RECORDS FOR THIS TASK: Begin
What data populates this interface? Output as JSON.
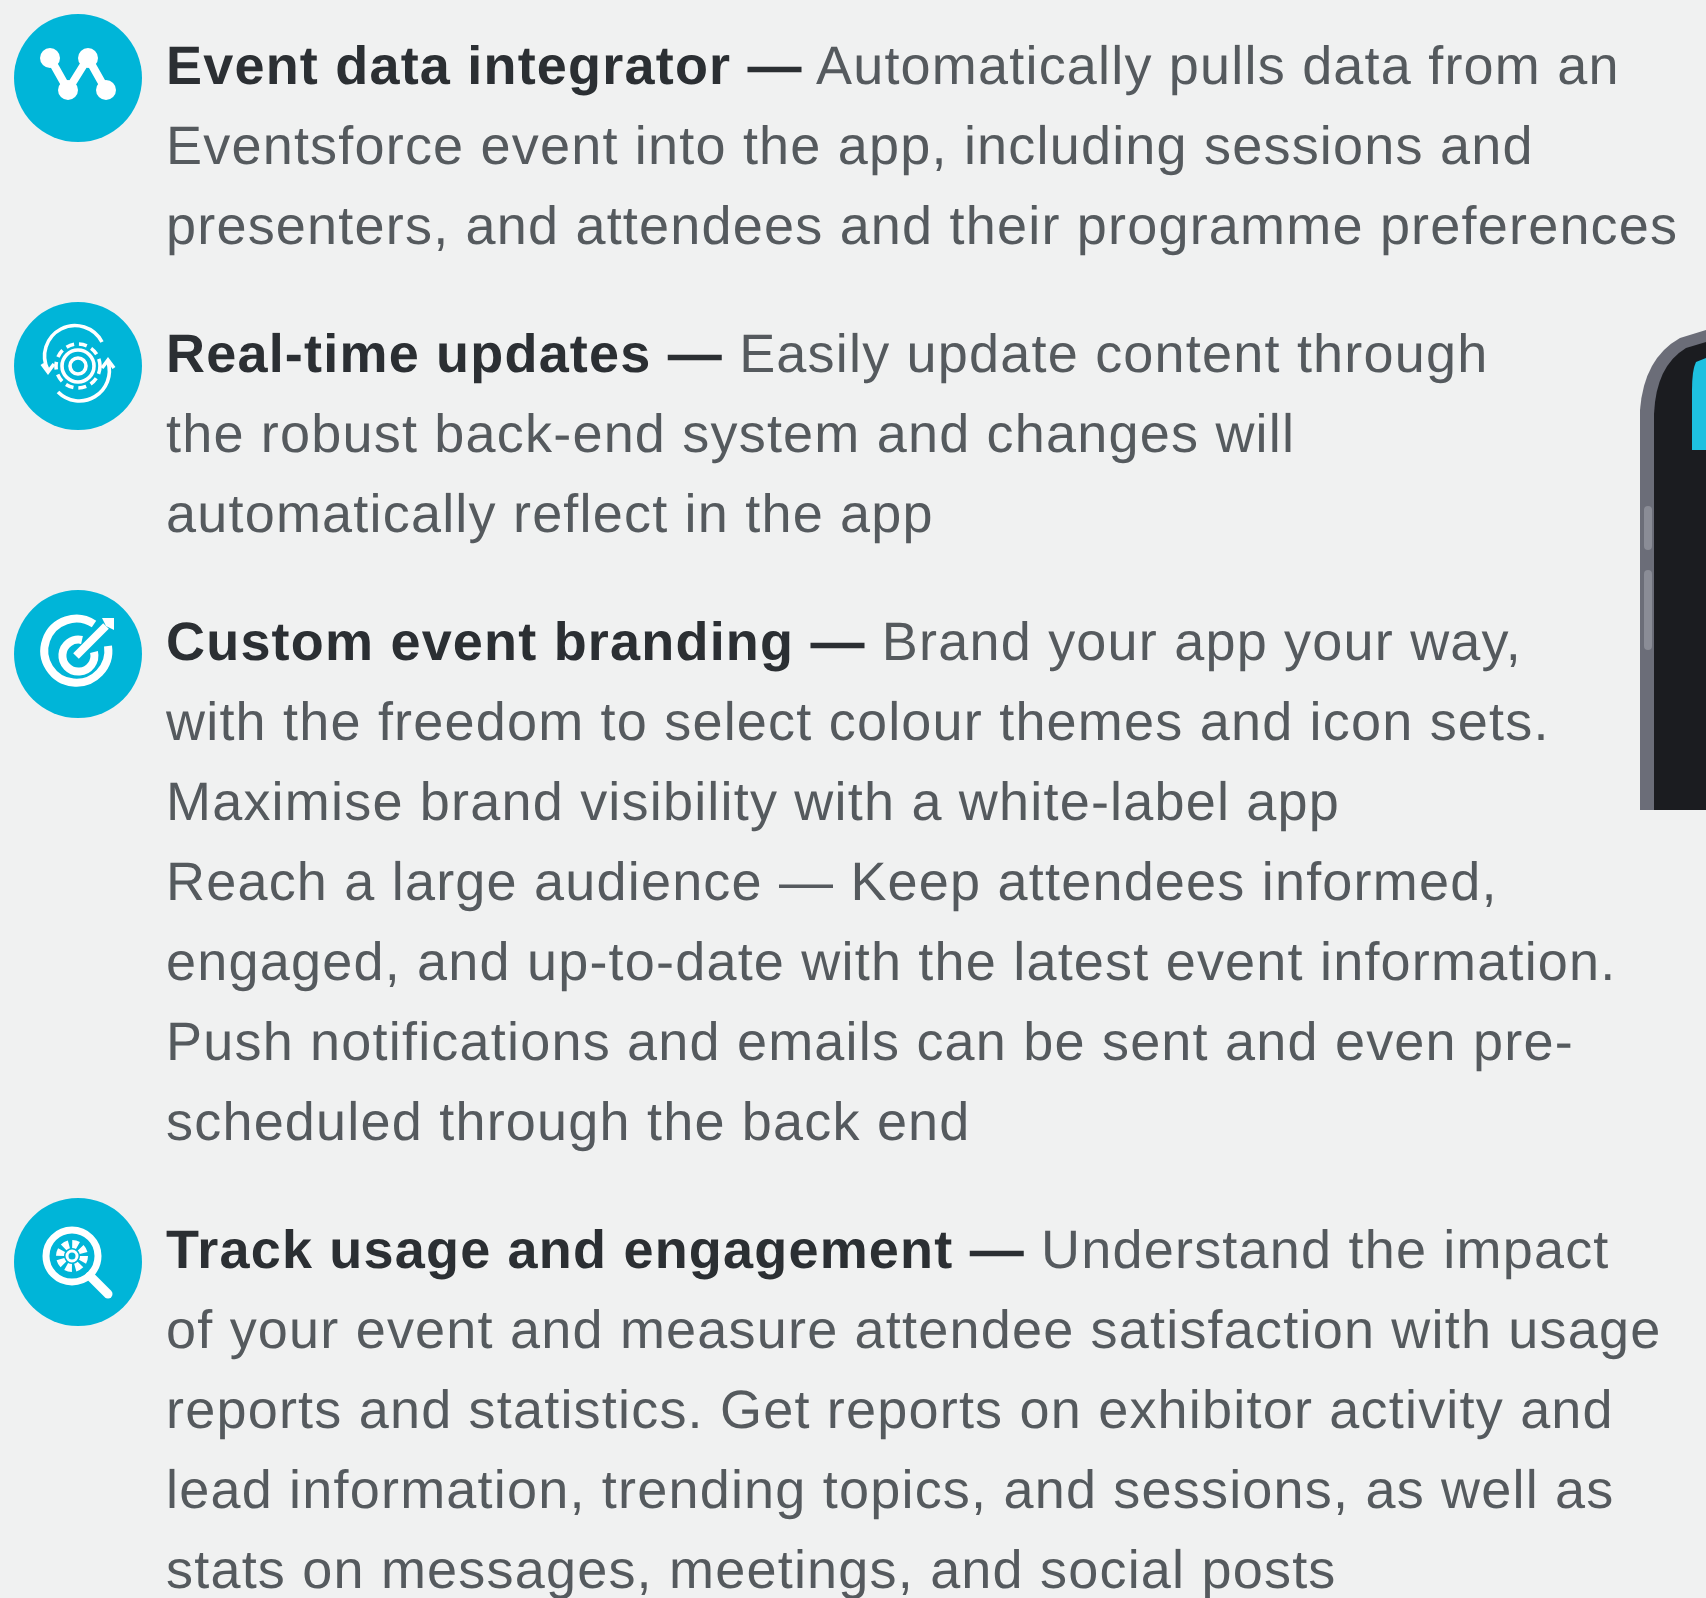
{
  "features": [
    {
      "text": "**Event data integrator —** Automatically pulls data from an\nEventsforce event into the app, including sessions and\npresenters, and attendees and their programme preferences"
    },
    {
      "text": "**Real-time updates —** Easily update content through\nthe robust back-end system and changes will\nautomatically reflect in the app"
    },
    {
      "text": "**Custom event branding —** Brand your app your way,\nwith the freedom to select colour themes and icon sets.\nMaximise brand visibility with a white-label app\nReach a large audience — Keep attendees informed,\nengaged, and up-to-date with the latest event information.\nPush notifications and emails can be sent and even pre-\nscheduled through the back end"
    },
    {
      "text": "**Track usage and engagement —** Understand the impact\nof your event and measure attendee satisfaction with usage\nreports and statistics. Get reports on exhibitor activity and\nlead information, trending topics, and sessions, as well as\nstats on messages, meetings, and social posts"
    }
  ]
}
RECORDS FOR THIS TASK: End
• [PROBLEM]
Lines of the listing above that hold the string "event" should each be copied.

• [ANSWER SPACE]
      "text": "**Event data integrator —** Automatically pulls data from an\nEventsforce event into the app, including sessions and\npresenters, and attendees and their programme preferences"
      "text": "**Custom event branding —** Brand your app your way,\nwith the freedom to select colour themes and icon sets.\nMaximise brand visibility with a white-label app\nReach a large audience — Keep attendees informed,\nengaged, and up-to-date with the latest event information.\nPush notifications and emails can be sent and even pre-\nscheduled through the back end"
      "text": "**Track usage and engagement —** Understand the impact\nof your event and measure attendee satisfaction with usage\nreports and statistics. Get reports on exhibitor activity and\nlead information, trending topics, and sessions, as well as\nstats on messages, meetings, and social posts"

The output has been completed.